In January, the CFPB issued its final Qualified Mortgage Rule (QMR) creating a safe harbor for lenders from liability for loans that meet its criteria for a “qualified mortgage.” The Federal Housing Finance Authority (FHFA) has endorsed this Rule by barring Fannie Mae and Freddie Mac from purchasing non-qualified mortgages. This means that, beginning in January 2014 when the QRM takes effect, Fannie and Freddie will no longer be permitted to purchase: (i) loans with terms over 30 years, (ii) interest-only loans; (iii) negative amortization or ballooning principal loans; or (iv) loans with points and fees exceeding the thresholds set by the CFPB. The one exception the FHFA made is for loans that meet Fannie’s and Freddie’s underwriting and delivery standards. According to the FHFA, the “[a]doption of these new limitations by Fannie Mae and Freddie Mac is in keeping with FHFA’s goal of gradually contracting their market footprint and protecting borrowers and taxpayers.” These limitations also add to the growing number of disincentives for lenders to offer non-qualifying loans, which could constrict access to credit for those who may need it the most.  Read More ›

Obama Nominates Rep. Watt to Head FHFA--An Exercise in Futility or a Smart Political Move?

President Obama has nominated North Carolina Rep. James Watt to head the Federal Housing Finance Agency (FHFA), which oversees Fannie Mae and Freddie Mac. Few question Rep. Watt’s qualifications. Watt, a Yale-educated lawyer, was elected to the U.S. House of Representatives in 1992 and during his tenure he has held key positions on the House Financial Services and House Judiciary committees. Watt also played an instrumental role in the passage of the Dodd-Frank Act. In addition, Watt has co-sponsored various versions of the Mortgage Reform and Anti-Predatory Lending Act and championed access to mortgage loans for minority and low-income consumers. President Obama explained his choice by saying  “Mel understands as well as anybody what caused the housing crisis. He knows what it's going to take to help responsible homeowners fully recover.” Read More ›

U.S. Sues Wells Fargo Under False Claims Act

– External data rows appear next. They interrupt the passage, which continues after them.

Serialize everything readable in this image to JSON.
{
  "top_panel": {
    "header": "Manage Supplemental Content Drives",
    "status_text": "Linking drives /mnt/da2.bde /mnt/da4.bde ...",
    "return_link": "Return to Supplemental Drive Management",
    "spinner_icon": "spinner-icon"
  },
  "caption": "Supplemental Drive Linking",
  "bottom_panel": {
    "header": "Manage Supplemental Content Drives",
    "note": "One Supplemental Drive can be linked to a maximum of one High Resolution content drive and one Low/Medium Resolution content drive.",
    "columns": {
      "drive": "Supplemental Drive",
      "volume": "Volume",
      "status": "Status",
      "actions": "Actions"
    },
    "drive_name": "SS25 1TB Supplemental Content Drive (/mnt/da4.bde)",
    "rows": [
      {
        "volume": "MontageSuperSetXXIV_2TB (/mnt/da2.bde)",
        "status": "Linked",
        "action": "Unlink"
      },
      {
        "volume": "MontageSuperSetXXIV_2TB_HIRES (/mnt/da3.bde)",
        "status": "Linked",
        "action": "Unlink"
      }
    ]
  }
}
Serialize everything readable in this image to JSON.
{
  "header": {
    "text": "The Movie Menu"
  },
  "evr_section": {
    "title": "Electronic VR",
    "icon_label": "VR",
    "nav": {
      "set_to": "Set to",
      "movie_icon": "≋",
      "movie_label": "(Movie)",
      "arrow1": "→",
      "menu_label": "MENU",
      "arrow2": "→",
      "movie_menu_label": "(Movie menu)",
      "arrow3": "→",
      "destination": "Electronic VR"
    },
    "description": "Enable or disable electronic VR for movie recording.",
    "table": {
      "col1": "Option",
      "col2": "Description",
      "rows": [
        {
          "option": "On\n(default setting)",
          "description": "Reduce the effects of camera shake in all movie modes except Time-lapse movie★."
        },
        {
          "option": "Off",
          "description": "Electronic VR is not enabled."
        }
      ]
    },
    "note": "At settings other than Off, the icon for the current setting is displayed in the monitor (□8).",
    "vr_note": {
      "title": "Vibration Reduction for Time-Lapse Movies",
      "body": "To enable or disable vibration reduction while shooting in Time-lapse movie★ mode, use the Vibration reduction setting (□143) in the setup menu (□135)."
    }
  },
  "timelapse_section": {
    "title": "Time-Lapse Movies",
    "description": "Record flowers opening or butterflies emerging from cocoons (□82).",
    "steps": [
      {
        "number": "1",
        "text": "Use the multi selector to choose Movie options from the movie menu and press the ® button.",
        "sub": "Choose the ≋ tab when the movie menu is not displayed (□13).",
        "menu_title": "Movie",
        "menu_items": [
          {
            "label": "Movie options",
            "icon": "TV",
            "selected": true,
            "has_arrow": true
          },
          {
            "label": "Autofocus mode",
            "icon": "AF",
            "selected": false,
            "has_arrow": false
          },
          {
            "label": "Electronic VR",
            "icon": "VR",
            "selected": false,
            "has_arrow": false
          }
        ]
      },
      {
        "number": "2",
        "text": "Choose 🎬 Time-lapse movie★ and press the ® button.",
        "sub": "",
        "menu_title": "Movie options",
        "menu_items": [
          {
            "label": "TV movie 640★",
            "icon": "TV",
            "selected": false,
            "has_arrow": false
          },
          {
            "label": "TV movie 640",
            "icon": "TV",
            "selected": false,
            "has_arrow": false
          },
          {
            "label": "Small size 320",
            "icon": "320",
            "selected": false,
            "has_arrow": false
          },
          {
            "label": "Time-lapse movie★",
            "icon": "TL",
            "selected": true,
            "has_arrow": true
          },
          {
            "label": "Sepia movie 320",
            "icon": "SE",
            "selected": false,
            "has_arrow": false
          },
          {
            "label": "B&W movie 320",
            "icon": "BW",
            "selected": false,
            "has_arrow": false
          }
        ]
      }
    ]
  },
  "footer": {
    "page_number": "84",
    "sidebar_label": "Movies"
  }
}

Yesterday (10/9/12), the federal government continued its aggressive assault on financial institutions by filing suit against Wells Fargo, seeking multiple hundreds of millions of dollars in damages and civil penalties under the False Claims Act (FCA) and the Financial Institutions Reform, Recovery and Enforcement Act of 1989 (FIRREA). The suit, filed in U.S. District Court for the Southern District of New York, claims that for the past 10 years Wells Fargo falsely certified over 6,500 loans to meet the eligibility standards for government insurance. In a press release, U.S. Attorney Preet Bharara claims that his Civil Fraud Unit found, “yet another major bank has engaged in a longstanding and reckless trifecta of deficient training, deficient underwriting and deficient disclosure, all while relying on the convenient backstop of government insurance.” So much for the concept of being innocent before proven guilty. Wells Fargo has denied these allegations and has promised to “vigorously defend itself against this action.” Read More ›